EXCLUSIVE : THE GOOD DOCTOR Season 1: Interview With Freddie Highmore

THE GOOD DOCTOR - "PILOT - Burnt Food" - Dr. Shaun Murphy (Freddie Highmore), a young surgeon with autism and savant syndrome, relocates from a quiet country life to join the prestigious St. Bonaventure hospital's surgical unit. Alone in the world and unable to personally connect with those around him, his only advocate, Dr. Aaron Glassman (Richard Schiff), challenges the skepticism and prejudices of the hospital's board and staff when he brings him in to join the team. Shaun will need to work harder than he ever has before, as he navigates his new environment and relationships to prove to his colleagues that his extraordinary medical gifts will save lives. The highly anticipated series premiere of "The Good Doctor" airs MONDAY, SEPTEMBER 25 (10:01-11:00 p.m. EDT), on The ABC Television Network. (ABC/Liane Hentscher) FREDDIE HIGHMORE

In the new ABC drama series THE GOOD DOCTOR, Freddie Highmore stars as Dr. Shaun Murphy, a gifted young surgeon, remarkably adept at using his knowledge and skills to save lives in spite of having autism. Brought to the television screen by executive producers David Shore and Daniel De Kim, THE GOOD DOCTOR is a surprisingly heartfelt and touching look at a young doctor integrating into a new hospital and navigating through the social challenges he finds along the way. In an exclusive interview at this past summer’s Television Critics Association tour, Freddie Highmore talked about his character Shaun’s unique perspective and journey Shaun undertakes in Season 1 of THE GOOD DOCTOR.

Coming off BATES MOTEL, what excited you about this project?
FREDDIE: Two things: the chance to work with David Shore and the creative writing that he does, and also, the character. It’s a fascinating character.

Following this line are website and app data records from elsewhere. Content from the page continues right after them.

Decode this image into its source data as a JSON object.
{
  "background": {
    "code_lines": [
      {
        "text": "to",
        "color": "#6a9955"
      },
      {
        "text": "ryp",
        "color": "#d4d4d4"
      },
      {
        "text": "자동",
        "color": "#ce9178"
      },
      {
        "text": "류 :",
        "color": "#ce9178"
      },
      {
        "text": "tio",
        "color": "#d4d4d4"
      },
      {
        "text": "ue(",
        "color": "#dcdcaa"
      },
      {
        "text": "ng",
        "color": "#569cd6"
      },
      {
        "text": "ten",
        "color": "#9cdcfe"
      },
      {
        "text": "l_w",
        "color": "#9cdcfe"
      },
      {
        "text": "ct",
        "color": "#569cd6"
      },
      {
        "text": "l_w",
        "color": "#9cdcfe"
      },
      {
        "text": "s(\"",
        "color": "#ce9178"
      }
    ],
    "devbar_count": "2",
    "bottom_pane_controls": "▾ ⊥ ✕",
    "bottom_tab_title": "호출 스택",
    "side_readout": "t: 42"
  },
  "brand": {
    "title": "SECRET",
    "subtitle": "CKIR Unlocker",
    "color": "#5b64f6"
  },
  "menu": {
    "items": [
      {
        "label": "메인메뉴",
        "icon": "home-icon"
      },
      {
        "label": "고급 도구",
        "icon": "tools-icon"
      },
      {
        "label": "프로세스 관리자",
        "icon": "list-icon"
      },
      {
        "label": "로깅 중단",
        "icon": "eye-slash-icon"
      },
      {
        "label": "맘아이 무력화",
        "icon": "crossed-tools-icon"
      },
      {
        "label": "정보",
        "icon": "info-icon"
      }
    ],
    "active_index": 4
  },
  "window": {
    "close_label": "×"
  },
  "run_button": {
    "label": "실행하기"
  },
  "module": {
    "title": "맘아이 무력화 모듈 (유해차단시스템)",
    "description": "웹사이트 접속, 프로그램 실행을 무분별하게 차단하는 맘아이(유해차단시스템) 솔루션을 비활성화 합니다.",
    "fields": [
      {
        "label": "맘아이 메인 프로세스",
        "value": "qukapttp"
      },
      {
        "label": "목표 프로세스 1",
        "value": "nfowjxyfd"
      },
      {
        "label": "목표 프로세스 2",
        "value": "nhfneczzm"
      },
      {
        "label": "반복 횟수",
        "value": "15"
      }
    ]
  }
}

You’ve playing back-to-back two characters that are very cerebral — they’re in their heads a lot. Is that a comfortable place for you to live, or is that for you just another challenge?
FREDDIE: I don’t know. I’ve never really thought of Norman [Bates] and my character Shaun [in THE GOOD DOCTOR] as being in any way similar. I think, for me, a lot of it was doing the required amount of research to play Shaun as authentically as possible. Obviously, some things come from research that I’ve done, and David and I have had conversations together – the literature we shared back and forth, the documentaries, and also the chats that we’ve had — and discussions with various experts who know much more than we do.

Is there a certain comfort for you in portraying a character that is so confident and curious that nothing else really matters?
FREDDIE: Yeah, in some ways. I wouldn’t say that Shaun is particularly confident. I think he does have a strong sense of who he is and what he wants to do with his life, and there’s a comfort that’s inherent in that. But I would say in terms of social interactions, he isn’t quite as comfortable. I think something that’s interesting about it is that he feels the most at home in the hospital, as opposed to elsewhere. I think that’s where he feels that he’s really arrived and is doing something, doing what he wants to do.

You mentioned in the TCA panel there could be a romance involved in his life. Is that something that clues you in on what’s coming in the script?
FREDDIE: [Laughs] Maybe.

Is that something you discussed with David Shore before taking the role, that he would have a life beyond the hospital?
FREDDIE: Yes. I certainly asked, as you would with any character about the arc of the season and potentially the series down the line, how Shaun will develop and change. Of course, he has autism, and that won’t change. But how he learns to in some ways adapt to the situation and in spite of it. And also, how other people around him will adapt to the world that he experiences and try to understand him better.

He may not socially interact the same way, but is he aware of social cues? Or is it something that doesn’t always register for him?
FREDDIE: I think it depends. I always feel wary giving definitive answers to that respect, because I feel like it’s all dependent on a particular situation that he finds himself in. But yes, I think he does struggle with communication and with understanding certain social cues.

It seems he doesn’t distinguish between wanting to welcome him into an environment as a friend versus somebody who may not be as welcoming.
FREDDIE: Yes. I think a lot of the discussion, and quite rightly, about the show will center on the fact that Shaun has autism. But at the same time, I don’t think it is about his autism. He’s not defined by that.

I think he’s trying to find his niche in the world, and that’s it for anybody whether they are autistic or not.
FREDDIE: He is. Hopefully all of us can identify with him in a little sense. He had a church, which I identify with. People are trying to find someplace they feel comfortable, at home, and welcome. And he himself has spirituality, in a sense. I like that aspect.

To meet Dr. Shaun Murphy and see the world through his eyes, be sure to tune in for the premiere of THE GOOD DOCTOR on Monday, September 25th at 10:00 p.m. on ABC.